Recently, news around The Try Guys has been getting juicy, especially around Ned Fulmer, who built his whole personality around loving his wife, Ariel, and their two sons.

At the beginning of September, fans started pointing out that Fulmer was absent from their social media accounts and edited out of videos. Rumors started to swirl on September 27th that Fulmer cheated on his wife, Ariel Fulmer, with Alexandria Herring, an associate producer and member of the Food Babies. Pictures of the two surfaced on Reddit, and it didn’t take long before the avalanche of tweets, Instagram posts, and TikToks ensued. 

Turns out, the rumors were real. Later that same day, the remaining Try Guys—Eugene Lee Yang, Keith Habersberger, and Zach Kornfeld—officially announced that Fulmer was officially terminated from the company. Soon Fulmer released his own (rather lacking) statement confirming the rumors about the affair. His statement included a line about “losing focus and having a consensual workplace relationship,” sparking many memes and eyebrow raises from the general public.

“The persona of Fulmer that we all knew and loved is gone.”
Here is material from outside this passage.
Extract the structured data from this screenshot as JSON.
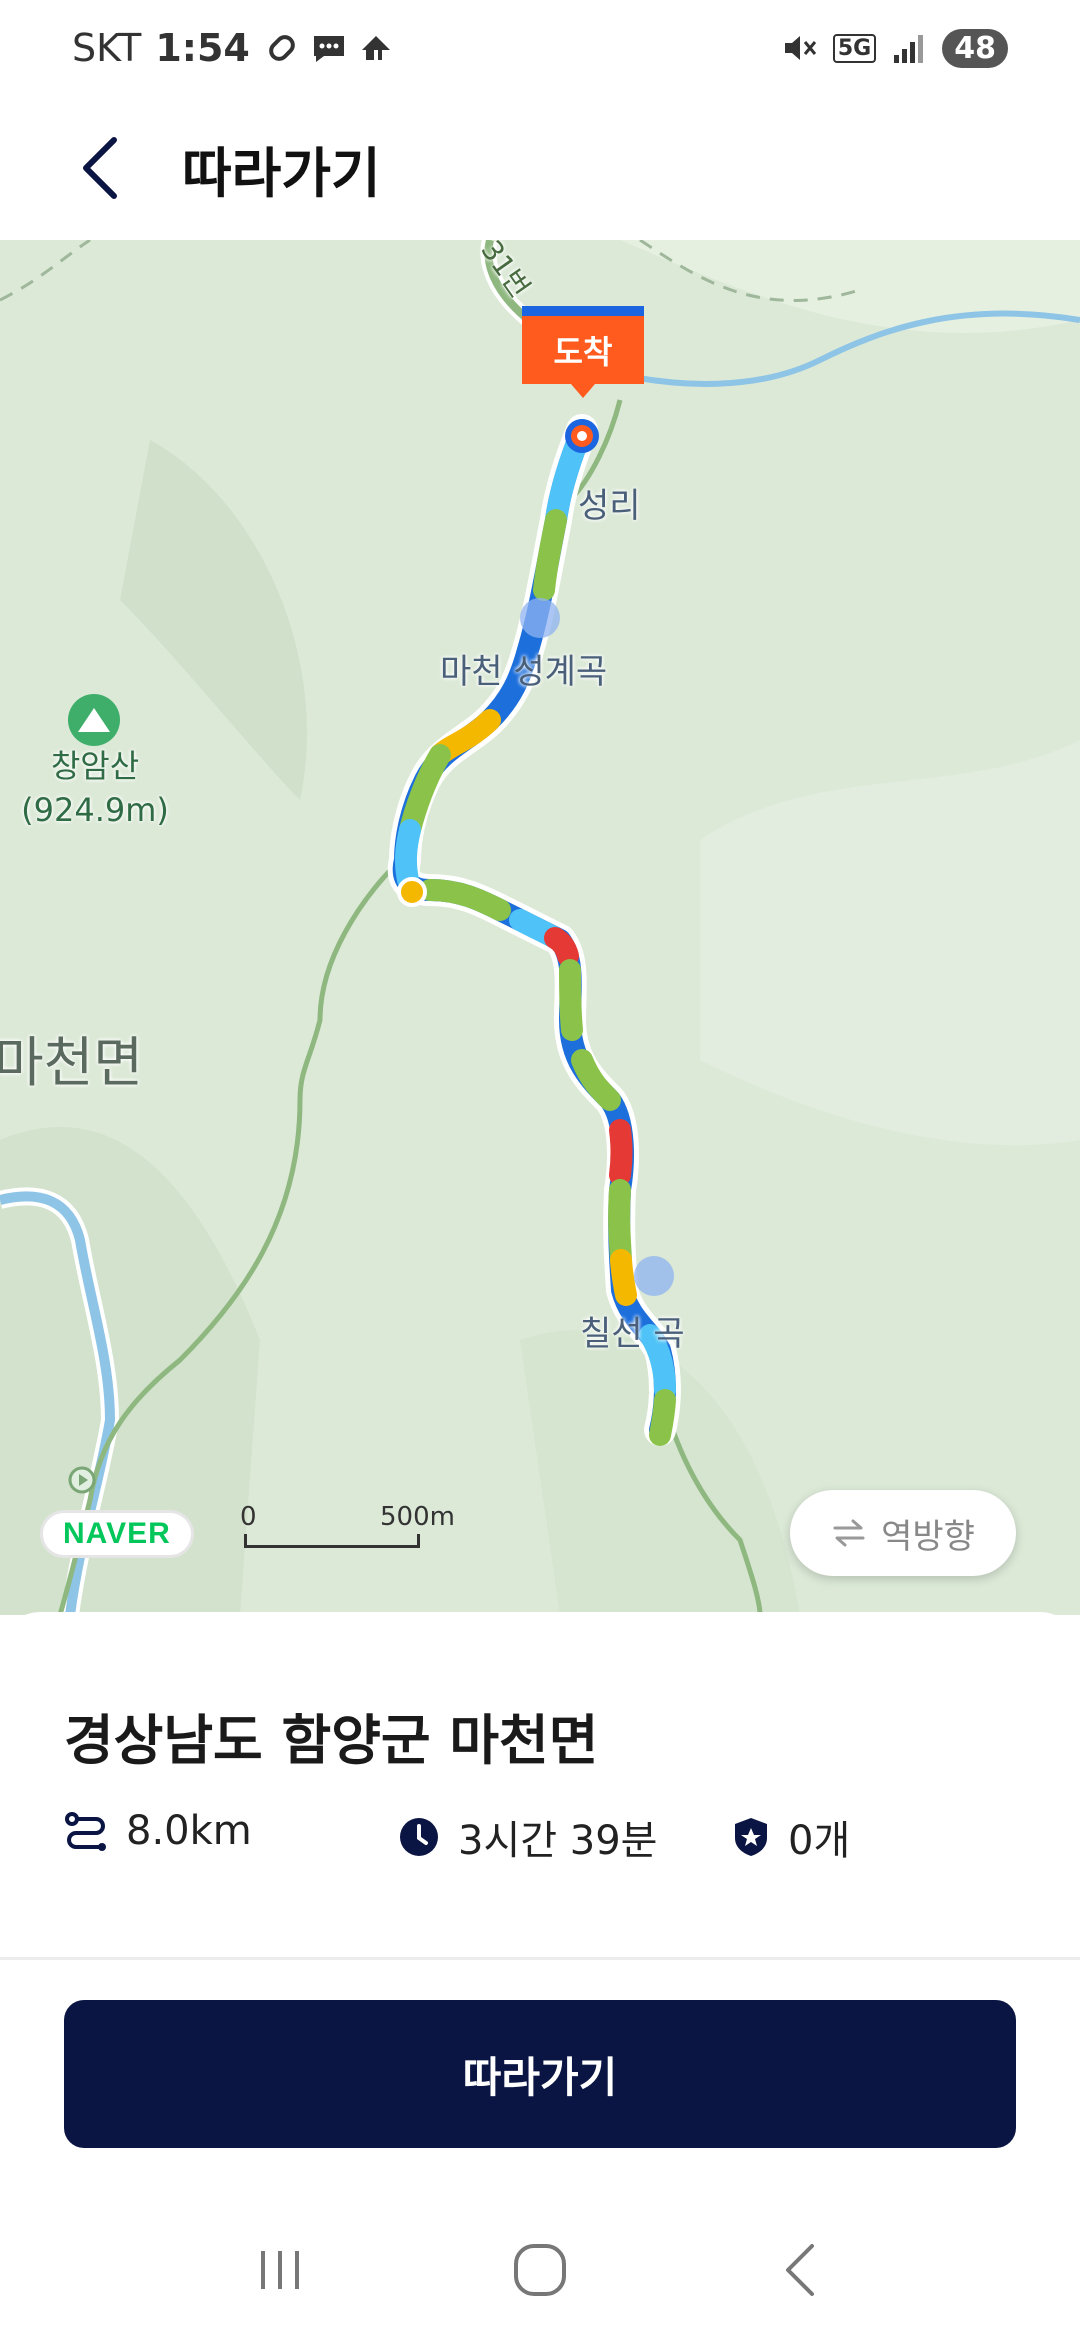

The world was shocked. Ex-BuzzFeed employees began to input their two cents. Meanwhile, Lee Yang, Habersberger, and Kornfeld took some time to gather their thoughts. On October 3, they released a video titled “what happened.” to try to clear the air. They revealed that they had found out about the affair around Labor Day weekend and had been spending the past few weeks contacting lawyers and figuring out a game plan, which started with firing Fulmer. They also released a new episode of their “TryPod” podcast on October 6, which explained more of their personal experiences dealing with this situation over the past few weeks. Among the insight, we learned that Habersnerger listened to a lot of Radiohead and Olivia Rodrigo to cope, so I can only imagine he had “traitor” on repeat. 

Conversations and memes about “what happened.” took off quickly. Specifically, about how Lee Yang looked angry (while still wearing a stylish outfit, of course), how Habersberger seemed disappointed, and how Kornfeld held back tears. It was sad to see for longtime fans, knowing that things will never quite be the same again. 

On October 8th, “SNL” aired a skit parodying “what happened.”, implying that the remaining members and general public were overreacting over “a side chick.”

This understandably has been receiving backlash, partly because it was written by Will Stephen, who went to Yale with Fulmer and is a close friend. 

What “SNL” annoyingly failed to understand is that this isn’t just some soap opera scandal. A family is affected, a friendship of over ten years is ruined, and a company that was built together has lost a lot of money and upcoming content. Not to mention a higher-up engaged in an unprofessional and problematic affair with an associate, who was engaged to her boyfriend, Will Thayer, of 10 years. 

The persona of Fulmer that we all knew and loved is gone. And we’ve seen it happen before with public figures such as John Mulaney, another “wife-guy” who didn’t turn out to be who we thought. If you just take a look at Fulmer’s Instagram, it’s all Ariel and his children, with his bio saying he’s “Ariel’s husband.” Not to mention the video compilations of Ned mentioning Ariel and saying “my wife” over and over. People started to realize after the truth was revealed that this was Fulmer overcompensating, saying words that now don’t mean much.

If we’ve learned anything from this, it’s to respect the people hurt most in this situation. Actions will always speak louder than words, and the “wife-guy” might need a reality check the next time he tries to talk the talk rather than actually walk it. 

The remaining members of The Try Guys handled this tricky dilemma as best and as professionally as they could, especially for being internet figures. Many people, including me, can only hope for the best as things move forward, welcoming a new era.

Alyssa Chierchia is a junior attending Rutgers University-New Brunswick. She intends to major in Journalism with minors in Gender and Media and Creative Writing. She will never shut up about pop culture, feminism, or fan edits, and is usually watching a show or a movie in her free time.